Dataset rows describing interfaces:
****************

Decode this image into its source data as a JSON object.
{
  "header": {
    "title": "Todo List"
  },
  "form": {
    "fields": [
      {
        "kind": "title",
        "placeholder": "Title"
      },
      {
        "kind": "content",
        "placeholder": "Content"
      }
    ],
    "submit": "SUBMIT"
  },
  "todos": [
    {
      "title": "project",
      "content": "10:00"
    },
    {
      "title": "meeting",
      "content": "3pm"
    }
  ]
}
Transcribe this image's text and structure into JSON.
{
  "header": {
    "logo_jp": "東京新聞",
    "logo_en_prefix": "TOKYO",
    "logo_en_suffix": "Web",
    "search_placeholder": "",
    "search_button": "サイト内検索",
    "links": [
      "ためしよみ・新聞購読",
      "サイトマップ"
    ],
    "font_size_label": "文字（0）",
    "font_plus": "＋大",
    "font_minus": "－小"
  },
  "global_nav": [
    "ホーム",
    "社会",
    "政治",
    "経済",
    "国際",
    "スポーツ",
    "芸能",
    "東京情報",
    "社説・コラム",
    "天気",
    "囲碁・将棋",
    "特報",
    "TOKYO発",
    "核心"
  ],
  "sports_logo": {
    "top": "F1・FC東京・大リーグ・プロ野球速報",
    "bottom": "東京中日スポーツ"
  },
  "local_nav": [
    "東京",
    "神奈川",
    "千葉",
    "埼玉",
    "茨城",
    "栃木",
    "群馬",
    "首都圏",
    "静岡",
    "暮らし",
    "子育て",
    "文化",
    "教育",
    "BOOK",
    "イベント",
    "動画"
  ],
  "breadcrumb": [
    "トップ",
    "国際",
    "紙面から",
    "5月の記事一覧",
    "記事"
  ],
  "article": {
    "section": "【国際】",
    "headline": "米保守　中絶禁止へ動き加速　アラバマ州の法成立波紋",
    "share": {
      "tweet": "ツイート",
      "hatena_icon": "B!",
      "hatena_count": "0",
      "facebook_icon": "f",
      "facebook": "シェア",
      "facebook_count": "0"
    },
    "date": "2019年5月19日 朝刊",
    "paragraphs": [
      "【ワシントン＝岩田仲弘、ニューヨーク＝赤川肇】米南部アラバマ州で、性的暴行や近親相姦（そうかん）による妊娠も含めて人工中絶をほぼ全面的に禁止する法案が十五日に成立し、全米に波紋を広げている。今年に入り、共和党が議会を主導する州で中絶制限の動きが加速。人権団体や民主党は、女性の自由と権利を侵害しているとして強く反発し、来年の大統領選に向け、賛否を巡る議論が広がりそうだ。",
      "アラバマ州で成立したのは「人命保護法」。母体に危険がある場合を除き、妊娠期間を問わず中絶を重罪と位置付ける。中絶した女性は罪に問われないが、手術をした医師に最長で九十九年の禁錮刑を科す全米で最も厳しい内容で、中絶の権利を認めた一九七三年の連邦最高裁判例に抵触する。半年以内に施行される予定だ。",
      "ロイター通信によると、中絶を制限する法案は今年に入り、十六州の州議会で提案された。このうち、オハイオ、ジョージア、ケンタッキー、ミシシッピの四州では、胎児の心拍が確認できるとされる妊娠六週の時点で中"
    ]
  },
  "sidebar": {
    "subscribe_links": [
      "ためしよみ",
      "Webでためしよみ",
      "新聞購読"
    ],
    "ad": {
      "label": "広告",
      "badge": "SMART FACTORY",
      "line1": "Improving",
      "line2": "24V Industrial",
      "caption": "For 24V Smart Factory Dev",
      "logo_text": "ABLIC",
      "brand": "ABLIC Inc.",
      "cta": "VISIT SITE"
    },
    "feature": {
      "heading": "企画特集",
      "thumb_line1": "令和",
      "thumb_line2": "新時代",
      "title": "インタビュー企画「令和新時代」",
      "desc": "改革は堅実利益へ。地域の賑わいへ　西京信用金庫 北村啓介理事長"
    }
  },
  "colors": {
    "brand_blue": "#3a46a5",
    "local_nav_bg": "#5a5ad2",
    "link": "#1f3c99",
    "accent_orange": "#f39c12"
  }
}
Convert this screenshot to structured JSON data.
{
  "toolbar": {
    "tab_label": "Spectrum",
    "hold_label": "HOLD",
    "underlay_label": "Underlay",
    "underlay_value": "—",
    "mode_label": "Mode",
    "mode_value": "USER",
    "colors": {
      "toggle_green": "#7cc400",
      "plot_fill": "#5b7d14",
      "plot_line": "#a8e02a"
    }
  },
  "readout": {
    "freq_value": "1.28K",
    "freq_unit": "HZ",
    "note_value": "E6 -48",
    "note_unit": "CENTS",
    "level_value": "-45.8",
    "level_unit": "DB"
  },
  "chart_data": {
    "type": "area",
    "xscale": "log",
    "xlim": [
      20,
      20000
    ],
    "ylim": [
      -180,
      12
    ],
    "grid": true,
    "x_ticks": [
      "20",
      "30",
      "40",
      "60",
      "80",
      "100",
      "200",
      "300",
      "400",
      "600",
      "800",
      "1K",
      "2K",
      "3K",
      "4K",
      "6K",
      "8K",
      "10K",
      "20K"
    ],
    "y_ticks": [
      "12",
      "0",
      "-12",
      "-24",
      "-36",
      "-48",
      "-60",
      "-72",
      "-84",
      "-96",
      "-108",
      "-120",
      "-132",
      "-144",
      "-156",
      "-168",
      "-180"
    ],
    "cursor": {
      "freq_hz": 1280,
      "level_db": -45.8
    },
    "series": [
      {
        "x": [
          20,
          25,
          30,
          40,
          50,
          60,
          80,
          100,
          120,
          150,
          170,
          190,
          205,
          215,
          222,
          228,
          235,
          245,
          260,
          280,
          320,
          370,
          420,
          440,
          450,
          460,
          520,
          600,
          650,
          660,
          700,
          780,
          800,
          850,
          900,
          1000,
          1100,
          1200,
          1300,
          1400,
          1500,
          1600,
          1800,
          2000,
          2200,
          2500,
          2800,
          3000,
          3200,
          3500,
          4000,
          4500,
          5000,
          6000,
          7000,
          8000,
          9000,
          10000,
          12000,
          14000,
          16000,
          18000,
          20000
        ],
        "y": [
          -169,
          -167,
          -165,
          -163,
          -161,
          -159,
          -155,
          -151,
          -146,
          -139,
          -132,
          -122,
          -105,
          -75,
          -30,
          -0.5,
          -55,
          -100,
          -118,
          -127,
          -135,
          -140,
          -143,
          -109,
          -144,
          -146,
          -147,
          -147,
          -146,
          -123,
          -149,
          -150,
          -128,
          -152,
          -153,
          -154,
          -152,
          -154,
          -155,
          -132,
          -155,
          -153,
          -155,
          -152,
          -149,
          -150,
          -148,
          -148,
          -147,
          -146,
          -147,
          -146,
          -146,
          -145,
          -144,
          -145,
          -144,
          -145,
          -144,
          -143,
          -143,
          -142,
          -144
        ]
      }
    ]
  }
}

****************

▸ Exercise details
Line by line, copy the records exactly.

▸ Response to this exercise
Decode this image into its source data as a JSON object.
{
  "header": {
    "title": "Todo List"
  },
  "form": {
    "fields": [
      {
        "kind": "title",
        "placeholder": "Title"
      },
      {
        "kind": "content",
        "placeholder": "Content"
      }
    ],
    "submit": "SUBMIT"
  },
  "todos": [
    {
      "title": "project",
      "content": "10:00"
    },
    {
      "title": "meeting",
      "content": "3pm"
    }
  ]
}
Transcribe this image's text and structure into JSON.
{
  "header": {
    "logo_jp": "東京新聞",
    "logo_en_prefix": "TOKYO",
    "logo_en_suffix": "Web",
    "search_placeholder": "",
    "search_button": "サイト内検索",
    "links": [
      "ためしよみ・新聞購読",
      "サイトマップ"
    ],
    "font_size_label": "文字（0）",
    "font_plus": "＋大",
    "font_minus": "－小"
  },
  "global_nav": [
    "ホーム",
    "社会",
    "政治",
    "経済",
    "国際",
    "スポーツ",
    "芸能",
    "東京情報",
    "社説・コラム",
    "天気",
    "囲碁・将棋",
    "特報",
    "TOKYO発",
    "核心"
  ],
  "sports_logo": {
    "top": "F1・FC東京・大リーグ・プロ野球速報",
    "bottom": "東京中日スポーツ"
  },
  "local_nav": [
    "東京",
    "神奈川",
    "千葉",
    "埼玉",
    "茨城",
    "栃木",
    "群馬",
    "首都圏",
    "静岡",
    "暮らし",
    "子育て",
    "文化",
    "教育",
    "BOOK",
    "イベント",
    "動画"
  ],
  "breadcrumb": [
    "トップ",
    "国際",
    "紙面から",
    "5月の記事一覧",
    "記事"
  ],
  "article": {
    "section": "【国際】",
    "headline": "米保守　中絶禁止へ動き加速　アラバマ州の法成立波紋",
    "share": {
      "tweet": "ツイート",
      "hatena_icon": "B!",
      "hatena_count": "0",
      "facebook_icon": "f",
      "facebook": "シェア",
      "facebook_count": "0"
    },
    "date": "2019年5月19日 朝刊",
    "paragraphs": [
      "【ワシントン＝岩田仲弘、ニューヨーク＝赤川肇】米南部アラバマ州で、性的暴行や近親相姦（そうかん）による妊娠も含めて人工中絶をほぼ全面的に禁止する法案が十五日に成立し、全米に波紋を広げている。今年に入り、共和党が議会を主導する州で中絶制限の動きが加速。人権団体や民主党は、女性の自由と権利を侵害しているとして強く反発し、来年の大統領選に向け、賛否を巡る議論が広がりそうだ。",
      "アラバマ州で成立したのは「人命保護法」。母体に危険がある場合を除き、妊娠期間を問わず中絶を重罪と位置付ける。中絶した女性は罪に問われないが、手術をした医師に最長で九十九年の禁錮刑を科す全米で最も厳しい内容で、中絶の権利を認めた一九七三年の連邦最高裁判例に抵触する。半年以内に施行される予定だ。",
      "ロイター通信によると、中絶を制限する法案は今年に入り、十六州の州議会で提案された。このうち、オハイオ、ジョージア、ケンタッキー、ミシシッピの四州では、胎児の心拍が確認できるとされる妊娠六週の時点で中"
    ]
  },
  "sidebar": {
    "subscribe_links": [
      "ためしよみ",
      "Webでためしよみ",
      "新聞購読"
    ],
    "ad": {
      "label": "広告",
      "badge": "SMART FACTORY",
      "line1": "Improving",
      "line2": "24V Industrial",
      "caption": "For 24V Smart Factory Dev",
      "logo_text": "ABLIC",
      "brand": "ABLIC Inc.",
      "cta": "VISIT SITE"
    },
    "feature": {
      "heading": "企画特集",
      "thumb_line1": "令和",
      "thumb_line2": "新時代",
      "title": "インタビュー企画「令和新時代」",
      "desc": "改革は堅実利益へ。地域の賑わいへ　西京信用金庫 北村啓介理事長"
    }
  },
  "colors": {
    "brand_blue": "#3a46a5",
    "local_nav_bg": "#5a5ad2",
    "link": "#1f3c99",
    "accent_orange": "#f39c12"
  }
}
Convert this screenshot to structured JSON data.
{
  "toolbar": {
    "tab_label": "Spectrum",
    "hold_label": "HOLD",
    "underlay_label": "Underlay",
    "underlay_value": "—",
    "mode_label": "Mode",
    "mode_value": "USER",
    "colors": {
      "toggle_green": "#7cc400",
      "plot_fill": "#5b7d14",
      "plot_line": "#a8e02a"
    }
  },
  "readout": {
    "freq_value": "1.28K",
    "freq_unit": "HZ",
    "note_value": "E6 -48",
    "note_unit": "CENTS",
    "level_value": "-45.8",
    "level_unit": "DB"
  },
  "chart_data": {
    "type": "area",
    "xscale": "log",
    "xlim": [
      20,
      20000
    ],
    "ylim": [
      -180,
      12
    ],
    "grid": true,
    "x_ticks": [
      "20",
      "30",
      "40",
      "60",
      "80",
      "100",
      "200",
      "300",
      "400",
      "600",
      "800",
      "1K",
      "2K",
      "3K",
      "4K",
      "6K",
      "8K",
      "10K",
      "20K"
    ],
    "y_ticks": [
      "12",
      "0",
      "-12",
      "-24",
      "-36",
      "-48",
      "-60",
      "-72",
      "-84",
      "-96",
      "-108",
      "-120",
      "-132",
      "-144",
      "-156",
      "-168",
      "-180"
    ],
    "cursor": {
      "freq_hz": 1280,
      "level_db": -45.8
    },
    "series": [
      {
        "x": [
          20,
          25,
          30,
          40,
          50,
          60,
          80,
          100,
          120,
          150,
          170,
          190,
          205,
          215,
          222,
          228,
          235,
          245,
          260,
          280,
          320,
          370,
          420,
          440,
          450,
          460,
          520,
          600,
          650,
          660,
          700,
          780,
          800,
          850,
          900,
          1000,
          1100,
          1200,
          1300,
          1400,
          1500,
          1600,
          1800,
          2000,
          2200,
          2500,
          2800,
          3000,
          3200,
          3500,
          4000,
          4500,
          5000,
          6000,
          7000,
          8000,
          9000,
          10000,
          12000,
          14000,
          16000,
          18000,
          20000
        ],
        "y": [
          -169,
          -167,
          -165,
          -163,
          -161,
          -159,
          -155,
          -151,
          -146,
          -139,
          -132,
          -122,
          -105,
          -75,
          -30,
          -0.5,
          -55,
          -100,
          -118,
          -127,
          -135,
          -140,
          -143,
          -109,
          -144,
          -146,
          -147,
          -147,
          -146,
          -123,
          -149,
          -150,
          -128,
          -152,
          -153,
          -154,
          -152,
          -154,
          -155,
          -132,
          -155,
          -153,
          -155,
          -152,
          -149,
          -150,
          -148,
          -148,
          -147,
          -146,
          -147,
          -146,
          -146,
          -145,
          -144,
          -145,
          -144,
          -145,
          -144,
          -143,
          -143,
          -142,
          -144
        ]
      }
    ]
  }
}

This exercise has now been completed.